By the time the 1970s came around, the far right was still very much a danger but the broader political context for anti-fascism had changed. Meanwhile the Jewish community faced a growing threat of terrorism connected to the Middle East that required a different approach to communal security. Gerald Ronson takes up the story in his memoir:
“I became chief fund-raiser for the 62 Group – we needed money not just to run the organisation but to pay fines – so I had some say about how it was run and what we should be doing. By now, however, I was beginning to think that being hooligans to fight hooligans wasn’t the smartest way we could fight the enemy. I knew I was dealing with a bunch of loonies, but I was thinking that we needed to beat the enemy by being more sophisticated than them. That meant setting up a new organisation. It had to be more than 200 well-meaning tough boys behaving in an undisciplined fashion. It had to look for long-term solutions and I felt that the greater Jewish community in Britain should fund it.”
This led to the formation of various groups to organise and fund this work, including the Jewish Aid Committee Of Britain (JACOB); the Group Relations Educational Trust (GRET); the Community Security Organisation of the Board of Deputies; and, finally, the Community Security Trust.
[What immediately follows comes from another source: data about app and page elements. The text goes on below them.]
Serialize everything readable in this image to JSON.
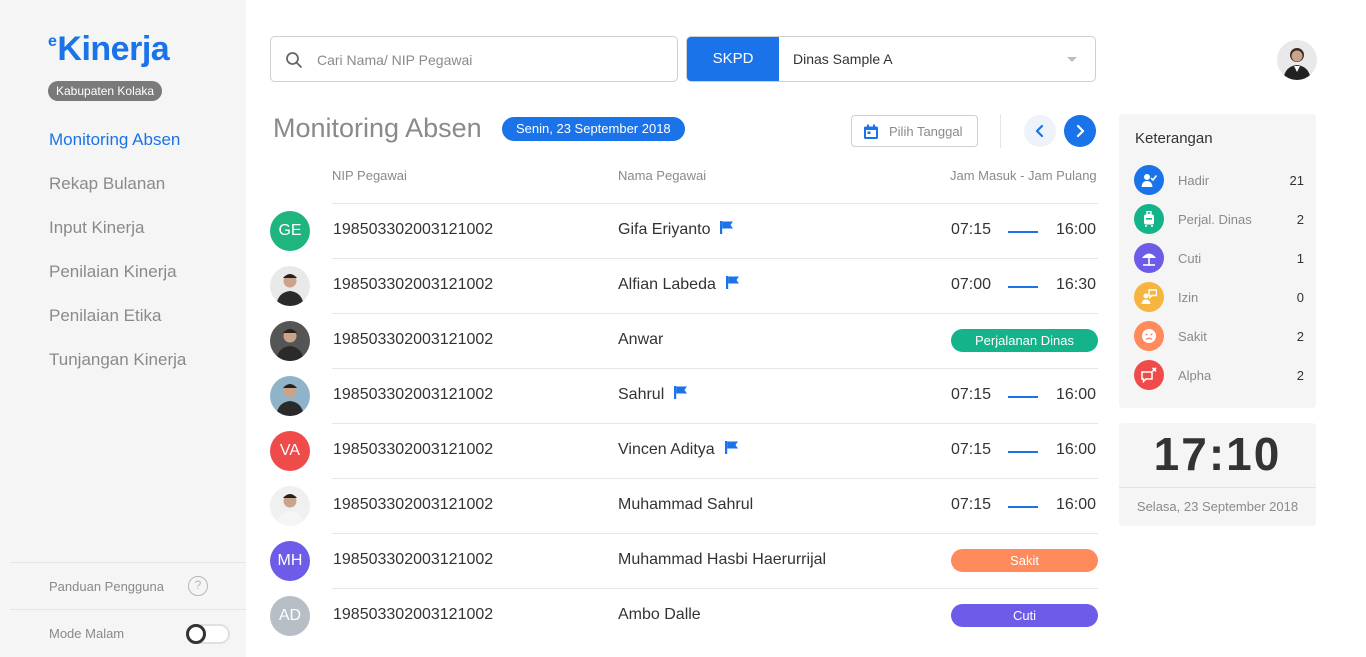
{
  "brand": {
    "logo_text": "Kinerja",
    "logo_prefix": "e",
    "region": "Kabupaten Kolaka"
  },
  "sidebar": {
    "items": [
      {
        "label": "Monitoring Absen"
      },
      {
        "label": "Rekap Bulanan"
      },
      {
        "label": "Input Kinerja"
      },
      {
        "label": "Penilaian Kinerja"
      },
      {
        "label": "Penilaian Etika"
      },
      {
        "label": "Tunjangan Kinerja"
      }
    ],
    "active_index": 0,
    "help_label": "Panduan Pengguna",
    "night_mode_label": "Mode Malam",
    "night_mode_on": false
  },
  "search": {
    "placeholder": "Cari Nama/ NIP Pegawai",
    "value": ""
  },
  "skpd": {
    "tag": "SKPD",
    "selected": "Dinas Sample A"
  },
  "header": {
    "title": "Monitoring Absen",
    "date": "Senin, 23 September 2018",
    "pick_date_label": "Pilih Tanggal"
  },
  "table": {
    "columns": {
      "nip": "NIP Pegawai",
      "name": "Nama Pegawai",
      "hours": "Jam Masuk - Jam Pulang"
    },
    "rows": [
      {
        "initials": "GE",
        "avatar_color": "#1fb57f",
        "nip": "198503302003121002",
        "name": "Gifa Eriyanto",
        "flag": true,
        "in": "07:15",
        "out": "16:00",
        "status": ""
      },
      {
        "initials": "",
        "avatar_color": "#3a3a3a",
        "nip": "198503302003121002",
        "name": "Alfian Labeda",
        "flag": true,
        "in": "07:00",
        "out": "16:30",
        "status": ""
      },
      {
        "initials": "",
        "avatar_color": "#4a4a4a",
        "nip": "198503302003121002",
        "name": "Anwar",
        "flag": false,
        "in": "",
        "out": "",
        "status": "Perjalanan Dinas",
        "status_color": "#14b389"
      },
      {
        "initials": "",
        "avatar_color": "#6b8fa8",
        "nip": "198503302003121002",
        "name": "Sahrul",
        "flag": true,
        "in": "07:15",
        "out": "16:00",
        "status": ""
      },
      {
        "initials": "VA",
        "avatar_color": "#ef4b4b",
        "nip": "198503302003121002",
        "name": "Vincen Aditya",
        "flag": true,
        "in": "07:15",
        "out": "16:00",
        "status": ""
      },
      {
        "initials": "",
        "avatar_color": "#9a9a9a",
        "nip": "198503302003121002",
        "name": "Muhammad Sahrul",
        "flag": false,
        "in": "07:15",
        "out": "16:00",
        "status": ""
      },
      {
        "initials": "MH",
        "avatar_color": "#6c5ce7",
        "nip": "198503302003121002",
        "name": "Muhammad Hasbi Haerurrijal",
        "flag": false,
        "in": "",
        "out": "",
        "status": "Sakit",
        "status_color": "#ff8a5c"
      },
      {
        "initials": "AD",
        "avatar_color": "#b7bec6",
        "nip": "198503302003121002",
        "name": "Ambo Dalle",
        "flag": false,
        "in": "",
        "out": "",
        "status": "Cuti",
        "status_color": "#6c5ce7"
      }
    ]
  },
  "legend": {
    "title": "Keterangan",
    "items": [
      {
        "label": "Hadir",
        "count": "21",
        "color": "#1a73e8",
        "icon": "user-check-icon"
      },
      {
        "label": "Perjal. Dinas",
        "count": "2",
        "color": "#14b389",
        "icon": "luggage-icon"
      },
      {
        "label": "Cuti",
        "count": "1",
        "color": "#6c5ce7",
        "icon": "beach-umbrella-icon"
      },
      {
        "label": "Izin",
        "count": "0",
        "color": "#f5b53f",
        "icon": "user-chat-icon"
      },
      {
        "label": "Sakit",
        "count": "2",
        "color": "#ff8a5c",
        "icon": "sick-face-icon"
      },
      {
        "label": "Alpha",
        "count": "2",
        "color": "#ef4b4b",
        "icon": "message-x-icon"
      }
    ]
  },
  "clock": {
    "time": "17:10",
    "date": "Selasa, 23 September 2018"
  },
  "colors": {
    "primary": "#1a73e8",
    "sidebar_bg": "#f5f5f5",
    "muted_text": "#8a8a8a"
  }
}
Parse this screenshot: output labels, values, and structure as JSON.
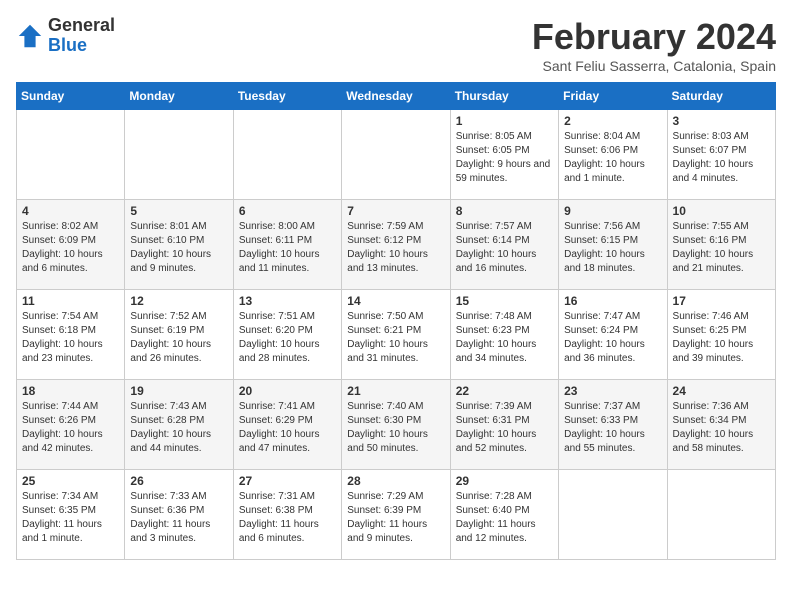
{
  "logo": {
    "general": "General",
    "blue": "Blue"
  },
  "title": "February 2024",
  "location": "Sant Feliu Sasserra, Catalonia, Spain",
  "days_of_week": [
    "Sunday",
    "Monday",
    "Tuesday",
    "Wednesday",
    "Thursday",
    "Friday",
    "Saturday"
  ],
  "weeks": [
    [
      {
        "day": "",
        "info": ""
      },
      {
        "day": "",
        "info": ""
      },
      {
        "day": "",
        "info": ""
      },
      {
        "day": "",
        "info": ""
      },
      {
        "day": "1",
        "info": "Sunrise: 8:05 AM\nSunset: 6:05 PM\nDaylight: 9 hours and 59 minutes."
      },
      {
        "day": "2",
        "info": "Sunrise: 8:04 AM\nSunset: 6:06 PM\nDaylight: 10 hours and 1 minute."
      },
      {
        "day": "3",
        "info": "Sunrise: 8:03 AM\nSunset: 6:07 PM\nDaylight: 10 hours and 4 minutes."
      }
    ],
    [
      {
        "day": "4",
        "info": "Sunrise: 8:02 AM\nSunset: 6:09 PM\nDaylight: 10 hours and 6 minutes."
      },
      {
        "day": "5",
        "info": "Sunrise: 8:01 AM\nSunset: 6:10 PM\nDaylight: 10 hours and 9 minutes."
      },
      {
        "day": "6",
        "info": "Sunrise: 8:00 AM\nSunset: 6:11 PM\nDaylight: 10 hours and 11 minutes."
      },
      {
        "day": "7",
        "info": "Sunrise: 7:59 AM\nSunset: 6:12 PM\nDaylight: 10 hours and 13 minutes."
      },
      {
        "day": "8",
        "info": "Sunrise: 7:57 AM\nSunset: 6:14 PM\nDaylight: 10 hours and 16 minutes."
      },
      {
        "day": "9",
        "info": "Sunrise: 7:56 AM\nSunset: 6:15 PM\nDaylight: 10 hours and 18 minutes."
      },
      {
        "day": "10",
        "info": "Sunrise: 7:55 AM\nSunset: 6:16 PM\nDaylight: 10 hours and 21 minutes."
      }
    ],
    [
      {
        "day": "11",
        "info": "Sunrise: 7:54 AM\nSunset: 6:18 PM\nDaylight: 10 hours and 23 minutes."
      },
      {
        "day": "12",
        "info": "Sunrise: 7:52 AM\nSunset: 6:19 PM\nDaylight: 10 hours and 26 minutes."
      },
      {
        "day": "13",
        "info": "Sunrise: 7:51 AM\nSunset: 6:20 PM\nDaylight: 10 hours and 28 minutes."
      },
      {
        "day": "14",
        "info": "Sunrise: 7:50 AM\nSunset: 6:21 PM\nDaylight: 10 hours and 31 minutes."
      },
      {
        "day": "15",
        "info": "Sunrise: 7:48 AM\nSunset: 6:23 PM\nDaylight: 10 hours and 34 minutes."
      },
      {
        "day": "16",
        "info": "Sunrise: 7:47 AM\nSunset: 6:24 PM\nDaylight: 10 hours and 36 minutes."
      },
      {
        "day": "17",
        "info": "Sunrise: 7:46 AM\nSunset: 6:25 PM\nDaylight: 10 hours and 39 minutes."
      }
    ],
    [
      {
        "day": "18",
        "info": "Sunrise: 7:44 AM\nSunset: 6:26 PM\nDaylight: 10 hours and 42 minutes."
      },
      {
        "day": "19",
        "info": "Sunrise: 7:43 AM\nSunset: 6:28 PM\nDaylight: 10 hours and 44 minutes."
      },
      {
        "day": "20",
        "info": "Sunrise: 7:41 AM\nSunset: 6:29 PM\nDaylight: 10 hours and 47 minutes."
      },
      {
        "day": "21",
        "info": "Sunrise: 7:40 AM\nSunset: 6:30 PM\nDaylight: 10 hours and 50 minutes."
      },
      {
        "day": "22",
        "info": "Sunrise: 7:39 AM\nSunset: 6:31 PM\nDaylight: 10 hours and 52 minutes."
      },
      {
        "day": "23",
        "info": "Sunrise: 7:37 AM\nSunset: 6:33 PM\nDaylight: 10 hours and 55 minutes."
      },
      {
        "day": "24",
        "info": "Sunrise: 7:36 AM\nSunset: 6:34 PM\nDaylight: 10 hours and 58 minutes."
      }
    ],
    [
      {
        "day": "25",
        "info": "Sunrise: 7:34 AM\nSunset: 6:35 PM\nDaylight: 11 hours and 1 minute."
      },
      {
        "day": "26",
        "info": "Sunrise: 7:33 AM\nSunset: 6:36 PM\nDaylight: 11 hours and 3 minutes."
      },
      {
        "day": "27",
        "info": "Sunrise: 7:31 AM\nSunset: 6:38 PM\nDaylight: 11 hours and 6 minutes."
      },
      {
        "day": "28",
        "info": "Sunrise: 7:29 AM\nSunset: 6:39 PM\nDaylight: 11 hours and 9 minutes."
      },
      {
        "day": "29",
        "info": "Sunrise: 7:28 AM\nSunset: 6:40 PM\nDaylight: 11 hours and 12 minutes."
      },
      {
        "day": "",
        "info": ""
      },
      {
        "day": "",
        "info": ""
      }
    ]
  ]
}
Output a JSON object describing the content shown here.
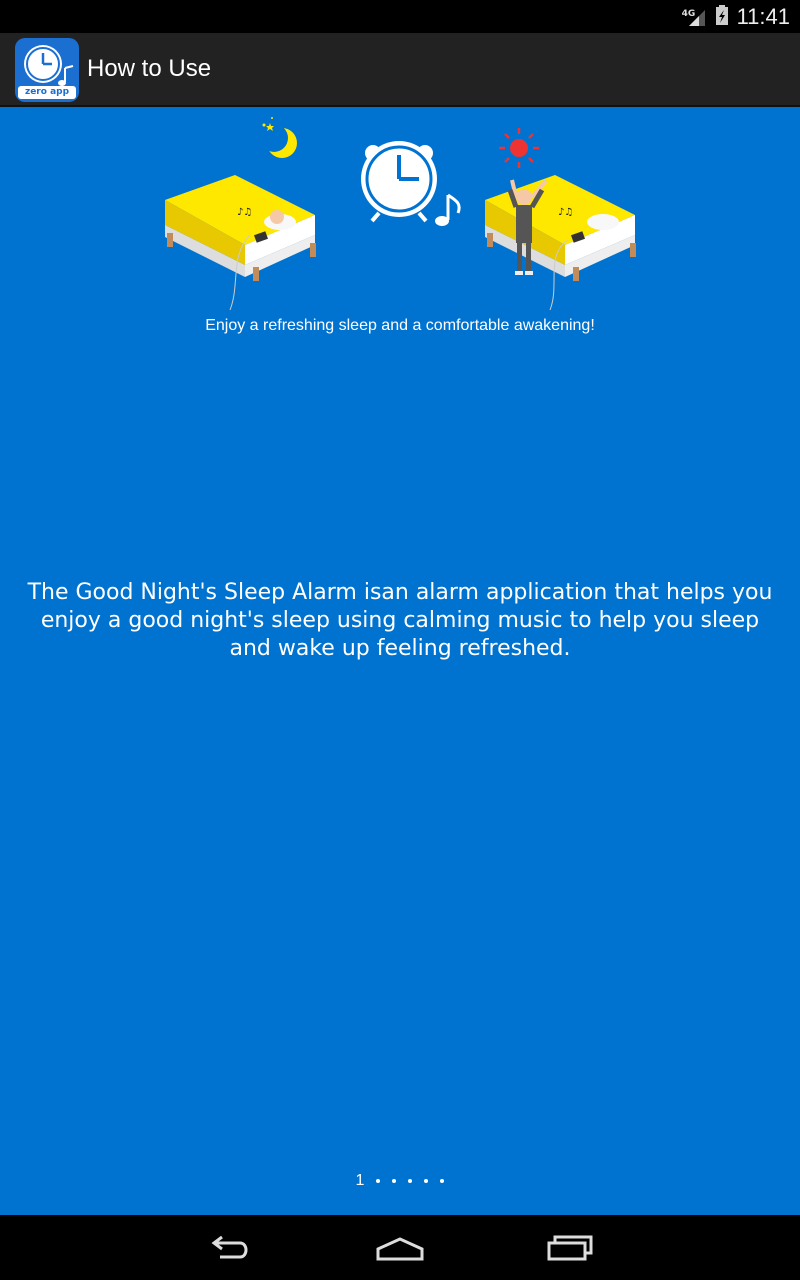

The Association of Jewish Ex-Servicemen and Women (AJEX) played a vital role for many years.[1]

Cohen writes:

Copsey described how the Jewish Aid Committee of Britain (jacob), which advocated for the 62 Group, attacked the perceived timidity and inaction of the Board on the basis of lessons from the past: his sources reveal that this argument centred on the Holocaust.[2]


The Board engaged with the question of the Holocaust as antifascist motivation in its response to jacob. This organisation was formed by 62 Group members, marking an attempt by that movement to explain its cause, advocate for arrested members and finance their legal costs, and generally win respect in the wider Jewish community. The Board took particular issue with the JACOB publication With a Strong Hand (1966), which criticized the Board’s defence work and urged Jews to remember the lessons of the Holocaust as motivation for a militant response to the British far right. jacob employed the by-then already contested victim trope of Jews meeting their fate ‘like lambs to the slaughter’ to argue that this time, Jews must be combative. The Board retorted that this idea implicitly put blame on the innocent victims ‘instead of exclusively on the murderers’. It refuted historical comparison between Germany in 1933 and Britain in 1966; jacob’s call to resist renewed extermination was, according to the Board, disproportionate and self-defeating: ‘The “aid” committee should also realise that the Britain of 1966 is neither the Weimar Republic nor Germany of 1933. It should free itself from the habit of deliberately exaggerating the size and influence of fascist groups. That these exist at all is bad enough; but it is foolish to go on crying wolf all the time.’61 This argument demonstrated the extent to which Jewish antifascism fragmented over the legacy and relevance of the Holocaust for communal defence in the mid-1960s.
Despite the aversion to Holocaust analogy revealed in its argument with jacob, the threat of the nsm did resonate with the Board as a warning from history. [2]

See also